The interval of hesitation is not unlike what Haugen described, in very different language, as part of the embodied feedback cycle of human interaction, where a wince and a tear are visible to the one who elicits them from the other. And in this way the idealized frictionless quality of online actions, particularly in the absence of the body, can be understood as an inducement to cruelty. Although, inducement may not be quite right. Perhaps it is better to say that in online environments, certain critical impediments to cruelty, fragile and tenuous as they already are in the course of human affairs, are lifted.
Looking at these dynamics from another perspective, and with Weil’s analysis in mind, we might also say that in online environments we may be tempted by the illusion of force or power. We are inclined to be forgetful of our bodies and hence also of the virtues of acknowledge dependence, especially pity. And the interval of reflection, which is also the fleeting, ephemeral ground in which the seed of virtue may yield its fruit, is collapsed by design. The result is a situation in which it is easier to imagine the other as an object susceptible to our manipulations and to mistake the absence of friction with the possession of power.2 Regrettably, these are mutually reinforcing tendencies, which, it should be noted, have little to do with anonymity, and for which there are no obvious technical solutions.
Contexts that sever the relationship between action and presence make it difficult for pity to emerge. Consequently, in her testimony Frances Haugen worried that children whose habits and sensibilities were shaped in online contexts would come to accept, or even expect, cruelty and then carry this acceptance over into the rest of their lives.3 This is certainly plausible, but it also opens up another possibility: that we reverse or at least complicate the flow of influence. Online platforms are morally formative, but, despite their ubiquity and their Skinner box quality, they are not the only morally formative realities in our lives, or that of our children, unless, of course, we altogether cede that power to them.
Montaigne expresses the same pattern in the following observation about those who believe the intellectual life must take leave of the body: “Our mind likes to think it has not enough leisure hours to do its own business unless it dissociates itself from the body for the little time that the body really needs it. They want to get out of themselves and escape from the man. That is madness: instead of changing into angels, they change into beasts; instead of raising themselves, they lower themselves.”
Of course, Weil also recognized that those who imagine themselves in possession of power are just as much possessed by it. Ultimately, they are not the masters of their own fate though they imagine themselves to be so. “Thus it happens that those who have force on loan from fate count on it too much and are destroyed,” she observed. “But at the time their own destruction seems impossible to them.” Of the characters in the Iliad who imagine themselves in possession of force, she writes,

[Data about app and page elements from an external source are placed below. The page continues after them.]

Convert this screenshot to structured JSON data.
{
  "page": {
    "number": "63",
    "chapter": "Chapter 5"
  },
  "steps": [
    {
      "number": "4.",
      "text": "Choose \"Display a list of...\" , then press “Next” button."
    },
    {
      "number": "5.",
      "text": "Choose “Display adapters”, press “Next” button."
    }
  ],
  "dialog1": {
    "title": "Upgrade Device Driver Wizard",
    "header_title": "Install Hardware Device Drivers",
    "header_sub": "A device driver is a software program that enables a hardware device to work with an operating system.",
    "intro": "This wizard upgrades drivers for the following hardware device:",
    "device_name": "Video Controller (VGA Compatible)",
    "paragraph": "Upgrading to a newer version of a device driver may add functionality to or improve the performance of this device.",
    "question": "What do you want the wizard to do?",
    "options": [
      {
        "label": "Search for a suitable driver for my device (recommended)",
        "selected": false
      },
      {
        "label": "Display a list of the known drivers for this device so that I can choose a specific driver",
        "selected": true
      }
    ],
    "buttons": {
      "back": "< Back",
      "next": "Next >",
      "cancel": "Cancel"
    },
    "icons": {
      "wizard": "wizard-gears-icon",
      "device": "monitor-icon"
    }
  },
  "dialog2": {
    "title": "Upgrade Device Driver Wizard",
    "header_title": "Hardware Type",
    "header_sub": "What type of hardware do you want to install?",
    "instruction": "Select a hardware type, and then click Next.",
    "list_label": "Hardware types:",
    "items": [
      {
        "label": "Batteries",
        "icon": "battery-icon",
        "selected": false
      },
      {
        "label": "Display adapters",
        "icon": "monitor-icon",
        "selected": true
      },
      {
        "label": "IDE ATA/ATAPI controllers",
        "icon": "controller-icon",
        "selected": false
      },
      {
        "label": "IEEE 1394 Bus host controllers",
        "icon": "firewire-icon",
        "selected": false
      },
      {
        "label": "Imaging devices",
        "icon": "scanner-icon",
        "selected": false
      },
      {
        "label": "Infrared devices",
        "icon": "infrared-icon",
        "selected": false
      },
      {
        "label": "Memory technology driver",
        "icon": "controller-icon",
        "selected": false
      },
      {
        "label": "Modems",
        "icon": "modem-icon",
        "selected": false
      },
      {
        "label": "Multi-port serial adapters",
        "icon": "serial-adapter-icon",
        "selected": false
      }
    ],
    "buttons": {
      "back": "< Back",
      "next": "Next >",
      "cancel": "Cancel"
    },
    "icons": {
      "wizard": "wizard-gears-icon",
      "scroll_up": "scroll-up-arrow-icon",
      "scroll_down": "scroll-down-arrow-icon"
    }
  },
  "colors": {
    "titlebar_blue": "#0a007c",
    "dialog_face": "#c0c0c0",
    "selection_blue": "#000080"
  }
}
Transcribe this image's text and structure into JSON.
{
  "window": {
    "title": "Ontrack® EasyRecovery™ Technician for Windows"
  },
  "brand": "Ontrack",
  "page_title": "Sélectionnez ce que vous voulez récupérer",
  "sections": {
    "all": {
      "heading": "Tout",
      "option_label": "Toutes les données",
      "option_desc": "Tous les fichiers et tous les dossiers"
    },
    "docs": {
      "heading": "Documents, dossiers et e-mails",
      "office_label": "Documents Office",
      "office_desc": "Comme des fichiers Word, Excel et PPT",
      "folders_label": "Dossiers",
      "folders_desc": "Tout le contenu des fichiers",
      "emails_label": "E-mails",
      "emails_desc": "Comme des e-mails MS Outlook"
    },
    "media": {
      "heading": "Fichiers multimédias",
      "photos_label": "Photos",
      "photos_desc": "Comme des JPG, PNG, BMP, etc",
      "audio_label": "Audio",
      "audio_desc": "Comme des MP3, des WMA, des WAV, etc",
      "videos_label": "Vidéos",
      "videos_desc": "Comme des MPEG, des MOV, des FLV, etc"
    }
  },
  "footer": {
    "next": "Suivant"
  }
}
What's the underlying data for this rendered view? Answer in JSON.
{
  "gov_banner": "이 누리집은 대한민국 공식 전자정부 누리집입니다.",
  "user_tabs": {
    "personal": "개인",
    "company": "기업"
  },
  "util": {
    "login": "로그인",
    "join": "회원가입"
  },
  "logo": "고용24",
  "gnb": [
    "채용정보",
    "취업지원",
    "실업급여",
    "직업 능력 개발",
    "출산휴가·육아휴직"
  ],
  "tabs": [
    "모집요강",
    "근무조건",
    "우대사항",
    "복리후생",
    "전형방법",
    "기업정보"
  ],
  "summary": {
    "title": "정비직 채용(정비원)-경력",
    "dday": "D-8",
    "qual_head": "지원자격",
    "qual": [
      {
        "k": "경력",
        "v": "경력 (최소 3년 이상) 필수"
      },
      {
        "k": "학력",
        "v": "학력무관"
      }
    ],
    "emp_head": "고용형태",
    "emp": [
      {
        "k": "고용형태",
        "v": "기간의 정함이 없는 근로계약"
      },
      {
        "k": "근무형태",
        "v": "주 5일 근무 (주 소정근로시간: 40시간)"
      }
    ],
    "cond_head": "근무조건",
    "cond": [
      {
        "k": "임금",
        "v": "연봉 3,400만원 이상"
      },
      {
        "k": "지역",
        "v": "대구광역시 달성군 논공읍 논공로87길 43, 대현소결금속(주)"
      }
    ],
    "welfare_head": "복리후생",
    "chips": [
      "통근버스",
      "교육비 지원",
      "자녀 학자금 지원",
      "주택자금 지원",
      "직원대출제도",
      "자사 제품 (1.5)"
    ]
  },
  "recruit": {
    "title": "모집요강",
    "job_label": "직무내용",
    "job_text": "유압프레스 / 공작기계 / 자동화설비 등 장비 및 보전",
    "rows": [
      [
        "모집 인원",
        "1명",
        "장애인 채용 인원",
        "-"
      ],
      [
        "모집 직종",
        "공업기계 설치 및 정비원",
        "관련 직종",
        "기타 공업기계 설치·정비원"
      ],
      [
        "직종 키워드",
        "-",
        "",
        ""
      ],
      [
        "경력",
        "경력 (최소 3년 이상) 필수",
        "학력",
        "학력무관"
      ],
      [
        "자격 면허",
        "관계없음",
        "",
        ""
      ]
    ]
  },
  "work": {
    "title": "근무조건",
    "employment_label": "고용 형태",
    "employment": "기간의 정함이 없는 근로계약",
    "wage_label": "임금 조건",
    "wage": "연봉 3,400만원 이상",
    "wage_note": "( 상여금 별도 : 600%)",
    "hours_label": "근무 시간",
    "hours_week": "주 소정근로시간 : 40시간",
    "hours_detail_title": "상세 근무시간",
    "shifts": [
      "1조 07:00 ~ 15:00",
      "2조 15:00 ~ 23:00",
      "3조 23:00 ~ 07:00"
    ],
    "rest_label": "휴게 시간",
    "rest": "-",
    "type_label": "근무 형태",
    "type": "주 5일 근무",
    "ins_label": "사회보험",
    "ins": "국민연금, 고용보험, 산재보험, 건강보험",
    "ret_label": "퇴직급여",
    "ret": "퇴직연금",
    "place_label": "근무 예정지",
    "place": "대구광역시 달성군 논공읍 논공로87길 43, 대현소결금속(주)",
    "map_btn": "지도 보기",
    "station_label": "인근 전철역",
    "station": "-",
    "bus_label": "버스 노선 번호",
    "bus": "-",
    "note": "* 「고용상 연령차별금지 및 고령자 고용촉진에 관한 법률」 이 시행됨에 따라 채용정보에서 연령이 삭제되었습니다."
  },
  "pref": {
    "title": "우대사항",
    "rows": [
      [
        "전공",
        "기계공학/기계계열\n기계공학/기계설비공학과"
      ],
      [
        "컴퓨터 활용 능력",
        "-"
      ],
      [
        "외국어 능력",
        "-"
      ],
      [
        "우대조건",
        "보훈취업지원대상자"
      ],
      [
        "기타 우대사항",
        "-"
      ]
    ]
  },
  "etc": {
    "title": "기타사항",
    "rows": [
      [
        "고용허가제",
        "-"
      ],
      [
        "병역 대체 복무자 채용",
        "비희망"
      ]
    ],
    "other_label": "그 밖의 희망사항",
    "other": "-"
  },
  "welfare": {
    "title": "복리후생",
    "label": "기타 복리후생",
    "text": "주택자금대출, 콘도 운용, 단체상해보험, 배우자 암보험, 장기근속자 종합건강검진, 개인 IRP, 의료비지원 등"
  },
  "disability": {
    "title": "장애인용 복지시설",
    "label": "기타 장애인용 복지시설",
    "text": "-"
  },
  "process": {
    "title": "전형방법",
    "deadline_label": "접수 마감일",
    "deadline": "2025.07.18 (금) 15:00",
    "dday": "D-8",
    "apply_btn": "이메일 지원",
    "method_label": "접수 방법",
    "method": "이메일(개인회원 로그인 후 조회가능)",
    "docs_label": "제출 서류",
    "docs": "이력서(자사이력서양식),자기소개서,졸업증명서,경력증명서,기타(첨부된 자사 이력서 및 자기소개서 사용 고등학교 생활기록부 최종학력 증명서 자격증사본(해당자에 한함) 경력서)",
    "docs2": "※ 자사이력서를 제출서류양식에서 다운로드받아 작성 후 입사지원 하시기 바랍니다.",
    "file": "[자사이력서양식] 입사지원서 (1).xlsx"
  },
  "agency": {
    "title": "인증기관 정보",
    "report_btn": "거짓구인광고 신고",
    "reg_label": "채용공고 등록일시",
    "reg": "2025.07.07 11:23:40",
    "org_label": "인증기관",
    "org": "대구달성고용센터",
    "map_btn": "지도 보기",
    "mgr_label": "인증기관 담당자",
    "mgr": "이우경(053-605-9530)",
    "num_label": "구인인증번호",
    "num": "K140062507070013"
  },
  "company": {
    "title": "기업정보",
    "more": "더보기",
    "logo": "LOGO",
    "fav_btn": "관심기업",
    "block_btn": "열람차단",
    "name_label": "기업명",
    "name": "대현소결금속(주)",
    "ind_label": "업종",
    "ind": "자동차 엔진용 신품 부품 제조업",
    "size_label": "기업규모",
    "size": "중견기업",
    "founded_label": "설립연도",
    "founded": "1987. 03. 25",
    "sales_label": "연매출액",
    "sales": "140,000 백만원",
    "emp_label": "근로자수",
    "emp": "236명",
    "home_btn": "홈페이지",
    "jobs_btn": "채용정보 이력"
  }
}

“they exceed the measure of the force that is actually at their disposal. Inevitably they exceed it, since they are not aware that it is limited. And now we see them committed irretrievably to chance; suddenly things cease to obey them. Sometimes chance is kind to them, sometimes cruel. But in any case there they are, exposed, open to misfortune; gone is the armor of power that formerly protected their naked souls; nothing, no shield, stands between them and tears.”
It is not only in online contexts, of course, that cruelty can be normalized. Writing well before the internet, Weil’s contemporary, W. H. Auden, in, I should note, a poem titled “The Shield of Achilles,” wrote the following haunting lines:
A ragged urchin, aimless and alone,
Loitered about that vacancy; a bird
Flew up to safety from his well-aimed stone:
That girls are raped, that two boys knife a third,
Were axioms to him, who'd never heard
Of any world where promises were kept,
Or one could weep because another wept.